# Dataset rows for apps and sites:
▬▬▬

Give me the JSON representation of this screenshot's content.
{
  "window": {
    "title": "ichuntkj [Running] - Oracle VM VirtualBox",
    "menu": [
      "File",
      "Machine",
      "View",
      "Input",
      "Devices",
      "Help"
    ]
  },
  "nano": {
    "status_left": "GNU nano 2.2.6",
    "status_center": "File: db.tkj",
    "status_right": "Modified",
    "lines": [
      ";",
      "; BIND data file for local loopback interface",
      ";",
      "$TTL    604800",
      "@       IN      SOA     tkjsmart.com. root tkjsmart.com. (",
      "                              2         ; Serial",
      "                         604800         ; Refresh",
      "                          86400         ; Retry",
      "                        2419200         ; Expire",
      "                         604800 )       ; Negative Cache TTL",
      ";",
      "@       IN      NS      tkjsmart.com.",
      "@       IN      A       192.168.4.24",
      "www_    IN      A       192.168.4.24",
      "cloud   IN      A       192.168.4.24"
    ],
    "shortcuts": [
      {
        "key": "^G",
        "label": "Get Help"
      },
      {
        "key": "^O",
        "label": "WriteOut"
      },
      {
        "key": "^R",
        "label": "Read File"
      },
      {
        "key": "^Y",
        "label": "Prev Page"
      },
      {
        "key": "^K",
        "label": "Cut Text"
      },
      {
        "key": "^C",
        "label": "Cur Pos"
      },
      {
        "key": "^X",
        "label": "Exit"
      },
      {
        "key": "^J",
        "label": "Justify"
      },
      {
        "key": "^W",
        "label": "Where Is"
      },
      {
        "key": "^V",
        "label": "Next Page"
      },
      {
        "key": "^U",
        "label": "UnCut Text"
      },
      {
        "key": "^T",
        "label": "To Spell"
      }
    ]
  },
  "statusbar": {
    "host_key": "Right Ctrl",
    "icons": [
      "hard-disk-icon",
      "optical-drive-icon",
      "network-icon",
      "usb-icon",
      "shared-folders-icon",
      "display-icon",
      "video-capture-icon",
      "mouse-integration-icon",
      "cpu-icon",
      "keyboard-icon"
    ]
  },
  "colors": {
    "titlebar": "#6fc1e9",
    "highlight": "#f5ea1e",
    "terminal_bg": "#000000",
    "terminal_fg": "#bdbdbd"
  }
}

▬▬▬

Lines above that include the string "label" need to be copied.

# TASK OUTPUT:
        "label": "Get Help"
        "label": "WriteOut"
        "label": "Read File"
        "label": "Prev Page"
        "label": "Cut Text"
        "label": "Cur Pos"
        "label": "Exit"
        "label": "Justify"
        "label": "Where Is"
        "label": "Next Page"
        "label": "UnCut Text"
        "label": "To Spell"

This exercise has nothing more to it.